_Description of the task_. Count the lines below that include the word "Access" and write that number alone.

_Given data_.
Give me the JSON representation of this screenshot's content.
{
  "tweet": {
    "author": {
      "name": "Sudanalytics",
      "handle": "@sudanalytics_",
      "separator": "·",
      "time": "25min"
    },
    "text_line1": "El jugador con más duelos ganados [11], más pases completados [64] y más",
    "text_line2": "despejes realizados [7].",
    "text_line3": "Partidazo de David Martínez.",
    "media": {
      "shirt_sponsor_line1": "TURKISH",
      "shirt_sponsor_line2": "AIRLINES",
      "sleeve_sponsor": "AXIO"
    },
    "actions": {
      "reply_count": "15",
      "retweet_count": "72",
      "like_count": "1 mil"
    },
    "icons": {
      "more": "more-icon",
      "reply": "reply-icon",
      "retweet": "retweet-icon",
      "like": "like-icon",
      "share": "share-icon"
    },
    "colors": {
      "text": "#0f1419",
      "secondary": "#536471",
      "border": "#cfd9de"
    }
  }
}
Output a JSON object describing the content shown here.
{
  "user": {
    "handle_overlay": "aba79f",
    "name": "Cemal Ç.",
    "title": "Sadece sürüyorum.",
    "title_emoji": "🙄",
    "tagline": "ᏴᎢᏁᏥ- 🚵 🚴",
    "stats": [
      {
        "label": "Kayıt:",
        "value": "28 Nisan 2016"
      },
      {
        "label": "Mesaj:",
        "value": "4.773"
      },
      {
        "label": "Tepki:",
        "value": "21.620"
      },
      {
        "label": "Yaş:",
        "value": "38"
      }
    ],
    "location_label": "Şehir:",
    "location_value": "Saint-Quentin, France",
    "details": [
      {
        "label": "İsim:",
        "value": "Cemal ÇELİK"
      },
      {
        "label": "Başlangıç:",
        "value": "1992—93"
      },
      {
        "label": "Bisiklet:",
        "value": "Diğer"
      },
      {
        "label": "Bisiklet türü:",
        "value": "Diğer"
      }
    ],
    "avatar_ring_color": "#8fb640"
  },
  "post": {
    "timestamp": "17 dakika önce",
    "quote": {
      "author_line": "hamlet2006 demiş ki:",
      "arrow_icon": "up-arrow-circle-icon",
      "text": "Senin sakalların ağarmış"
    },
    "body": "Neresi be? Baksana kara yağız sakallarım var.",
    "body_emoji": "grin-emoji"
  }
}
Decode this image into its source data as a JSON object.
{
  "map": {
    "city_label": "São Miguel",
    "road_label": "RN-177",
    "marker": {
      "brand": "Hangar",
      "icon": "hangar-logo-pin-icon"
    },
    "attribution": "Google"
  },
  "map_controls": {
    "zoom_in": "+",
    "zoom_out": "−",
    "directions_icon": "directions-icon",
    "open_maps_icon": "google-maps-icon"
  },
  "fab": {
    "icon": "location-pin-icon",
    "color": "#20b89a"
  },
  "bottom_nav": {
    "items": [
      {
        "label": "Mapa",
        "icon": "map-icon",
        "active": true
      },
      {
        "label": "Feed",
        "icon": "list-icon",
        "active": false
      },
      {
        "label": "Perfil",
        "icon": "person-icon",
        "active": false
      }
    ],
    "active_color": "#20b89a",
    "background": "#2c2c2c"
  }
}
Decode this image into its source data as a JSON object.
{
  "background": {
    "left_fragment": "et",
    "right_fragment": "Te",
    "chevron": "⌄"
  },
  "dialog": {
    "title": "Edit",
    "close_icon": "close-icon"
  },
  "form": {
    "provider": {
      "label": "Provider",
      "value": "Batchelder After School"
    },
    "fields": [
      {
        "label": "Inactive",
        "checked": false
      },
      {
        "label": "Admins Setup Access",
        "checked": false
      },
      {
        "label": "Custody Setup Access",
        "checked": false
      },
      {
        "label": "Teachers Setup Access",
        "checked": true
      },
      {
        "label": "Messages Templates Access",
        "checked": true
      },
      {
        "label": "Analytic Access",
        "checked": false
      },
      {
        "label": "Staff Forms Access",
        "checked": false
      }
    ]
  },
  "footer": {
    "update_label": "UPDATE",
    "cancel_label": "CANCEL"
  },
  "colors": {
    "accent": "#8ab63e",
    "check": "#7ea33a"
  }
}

_Answer to this exercise_. 6